We tried something a lot different the other day. We planned to meet some friends at the Peggy Notebaert Nature Museum- which by the way, is running an insanely good deal on membership through Groupon- and with a high of 35 predicted, it seemed like the bike was the best way to go. It’s a little over six miles on the Lakefront Trail, and public trans estimated time was 45 minutes, so we loaded up, put on our Cuddl Duds, and were on our way.
Wind definitely adds on to our biking time in the winter. We have to take care in a few places thanks to ice and snow, but for the most part the trails are clear- especially of people- and the only change from non-winter biking is allowing extra time and wearing extra layers. I was a little shocked though at how TIRED I was as this trip went on- it was a pain to get west over to the next North/South bike lane (Dearborn) and the kids were whining a lot. Me too. The closed path was a big setback, and I kicked myself for assuming it had reopened. (It was closed after this storm back in November.) This is why I ought to be reading the Chainlink, though it sometimes drives me nuts.
So the ride, in total, was a bit over 7 miles. We were only about 15 minutes late, but I was pushing against a pretty decent headwind. We had a nice visit at the museum, said hello to the butterflies, and ate some lunch. Then we rode over to see our friends at Alt-Cycle to check out the Xtracycle accessories Shane mentioned in a comment a few weeks ago- the flight deck and hooptie. I think it’s a significant investment to change out our setup, but the kids might be a little happier with more room, so stay tuned.
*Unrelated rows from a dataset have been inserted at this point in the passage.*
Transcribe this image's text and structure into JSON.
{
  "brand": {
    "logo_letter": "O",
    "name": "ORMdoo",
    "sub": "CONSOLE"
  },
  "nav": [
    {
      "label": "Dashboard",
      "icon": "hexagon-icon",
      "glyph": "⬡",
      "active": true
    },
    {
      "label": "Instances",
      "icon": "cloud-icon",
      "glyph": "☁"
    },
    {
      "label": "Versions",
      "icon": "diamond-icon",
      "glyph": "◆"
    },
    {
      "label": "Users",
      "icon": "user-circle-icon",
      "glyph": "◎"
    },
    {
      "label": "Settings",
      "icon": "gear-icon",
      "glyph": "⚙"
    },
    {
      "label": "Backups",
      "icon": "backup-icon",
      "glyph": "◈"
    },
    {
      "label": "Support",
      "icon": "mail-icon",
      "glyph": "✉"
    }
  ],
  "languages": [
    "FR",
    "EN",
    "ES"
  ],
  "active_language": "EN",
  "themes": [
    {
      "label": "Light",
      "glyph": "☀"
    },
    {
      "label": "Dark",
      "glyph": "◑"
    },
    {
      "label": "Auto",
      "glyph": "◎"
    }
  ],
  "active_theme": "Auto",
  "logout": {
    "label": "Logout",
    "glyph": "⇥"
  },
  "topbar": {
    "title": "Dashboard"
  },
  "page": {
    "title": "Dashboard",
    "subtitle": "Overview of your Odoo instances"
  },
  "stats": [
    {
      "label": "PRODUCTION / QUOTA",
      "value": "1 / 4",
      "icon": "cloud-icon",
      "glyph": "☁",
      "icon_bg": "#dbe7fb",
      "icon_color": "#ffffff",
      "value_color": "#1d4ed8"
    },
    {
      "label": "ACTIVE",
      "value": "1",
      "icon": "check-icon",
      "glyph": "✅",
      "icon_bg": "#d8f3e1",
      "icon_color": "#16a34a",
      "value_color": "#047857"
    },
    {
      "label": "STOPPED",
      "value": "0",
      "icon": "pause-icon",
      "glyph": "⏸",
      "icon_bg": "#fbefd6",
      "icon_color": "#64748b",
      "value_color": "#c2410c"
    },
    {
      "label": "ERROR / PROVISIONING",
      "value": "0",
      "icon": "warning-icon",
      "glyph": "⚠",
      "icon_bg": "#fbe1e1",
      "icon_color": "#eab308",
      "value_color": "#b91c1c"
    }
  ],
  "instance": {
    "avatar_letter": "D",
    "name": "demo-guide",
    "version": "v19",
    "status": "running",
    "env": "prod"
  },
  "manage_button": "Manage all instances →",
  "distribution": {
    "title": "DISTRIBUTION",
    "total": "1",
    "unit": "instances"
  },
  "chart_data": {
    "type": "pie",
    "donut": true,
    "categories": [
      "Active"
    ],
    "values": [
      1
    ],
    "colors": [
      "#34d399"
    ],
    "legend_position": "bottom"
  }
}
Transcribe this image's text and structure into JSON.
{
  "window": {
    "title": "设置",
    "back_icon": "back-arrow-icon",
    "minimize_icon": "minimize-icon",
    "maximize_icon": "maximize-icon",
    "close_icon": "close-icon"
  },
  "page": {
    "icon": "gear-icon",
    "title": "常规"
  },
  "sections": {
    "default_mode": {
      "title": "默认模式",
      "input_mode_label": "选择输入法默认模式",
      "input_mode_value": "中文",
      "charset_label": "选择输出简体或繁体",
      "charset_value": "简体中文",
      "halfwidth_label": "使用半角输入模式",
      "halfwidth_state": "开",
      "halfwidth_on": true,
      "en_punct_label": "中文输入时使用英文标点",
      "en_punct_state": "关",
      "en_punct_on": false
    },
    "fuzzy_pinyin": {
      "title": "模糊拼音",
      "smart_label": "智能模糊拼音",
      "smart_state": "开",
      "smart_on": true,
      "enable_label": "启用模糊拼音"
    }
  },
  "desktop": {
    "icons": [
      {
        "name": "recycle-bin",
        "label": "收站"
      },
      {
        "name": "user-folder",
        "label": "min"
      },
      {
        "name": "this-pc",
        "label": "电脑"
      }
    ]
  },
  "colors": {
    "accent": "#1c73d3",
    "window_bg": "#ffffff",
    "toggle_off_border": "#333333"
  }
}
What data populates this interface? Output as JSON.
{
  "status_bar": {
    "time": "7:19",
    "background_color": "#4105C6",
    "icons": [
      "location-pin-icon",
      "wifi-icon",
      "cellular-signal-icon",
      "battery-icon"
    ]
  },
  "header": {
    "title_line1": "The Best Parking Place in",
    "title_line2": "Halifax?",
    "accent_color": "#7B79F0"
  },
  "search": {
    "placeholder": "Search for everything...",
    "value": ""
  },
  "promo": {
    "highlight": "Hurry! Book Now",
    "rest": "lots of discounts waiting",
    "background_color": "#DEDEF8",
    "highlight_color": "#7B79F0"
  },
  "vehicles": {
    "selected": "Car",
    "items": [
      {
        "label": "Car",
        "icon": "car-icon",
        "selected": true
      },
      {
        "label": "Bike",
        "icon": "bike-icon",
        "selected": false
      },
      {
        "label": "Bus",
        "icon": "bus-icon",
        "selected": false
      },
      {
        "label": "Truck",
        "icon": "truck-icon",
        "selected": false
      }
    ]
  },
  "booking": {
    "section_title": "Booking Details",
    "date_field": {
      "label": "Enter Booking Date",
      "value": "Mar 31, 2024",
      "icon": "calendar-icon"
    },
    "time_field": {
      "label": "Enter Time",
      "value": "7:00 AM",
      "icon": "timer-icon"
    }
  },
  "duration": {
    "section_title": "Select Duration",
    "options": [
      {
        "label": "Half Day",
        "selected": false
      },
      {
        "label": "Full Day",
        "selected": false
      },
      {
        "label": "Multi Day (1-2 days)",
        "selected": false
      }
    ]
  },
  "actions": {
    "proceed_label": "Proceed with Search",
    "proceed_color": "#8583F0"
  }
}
After Alt-Cycle, we were tired. It was pretty windy and cold, and it seemed like an ideal time to try out our mixed-mode transportation option! We walked the bike down Fullerton to the Red Line Station and felt a lot nervous… I’ve never taken a bike on the train before, so a cargo bike seemed like kind of a big deal. Plus, you know- two tired kids!
I double checked with an attendant in the front, she reassured me bikes are fine until 4:00. CTA restricts bikes during rush hours- from 7-9 and 4-6. The guidelines are here. We swung into the elevator with no problems, got up to a pretty crowded platform (DePaul students heading out) and waited for what I hoped was a very vacant train.
The train came, and there were a few empty seats- we spotted the handicapped symbol near a door and scooted ahead- I’d learned this trick from my stroller days. On the newer CTA trains there are no dividers by the doors at these entrances, which makes it a lot easier to park something big like a stroller or bike. I flipped the front tire around and pushed it in at an angle by the front seat- the kids each sat next to a new ‘friend’ while I held the bike and a pole.
While we were riding, I’m seeing my little guy’s eyes getting heavy, and I momentarily have a moment of panic. What am I going to do if he falls asleep and we reach our stop? The kickstand isn’t sufficient to leave the bike freestanding with the stops and starts, you definitely need to hang on to it. So at a stop in the loop, I motioned him over and had him sit on the deck. It wasn’t too tough to hold onto, plus it simplified the exit when it was time.
I probably should have mentioned this earlier- but you should definitely check that your destination has an elevator! We usually get off at Roosevelt, but I know those are broken down frequently and pretty small (thank you stroller) so Cermak is a better option- newer station. I felt relieved as we completed our commute…
And just in time- since this guy was DONE.
So the first one is the hardest, right? I’m feeling like I could easily do this again. It’s nice for one way trips, or to get out a little further than we’ve been going regularly. Also, I’m really excited to do some Metra trips once the weather is nicer.
Being able to mix up our transportation was the #1 reason we got this bike, I am dreaming about all the possibilities! This little guy was dreaming, too.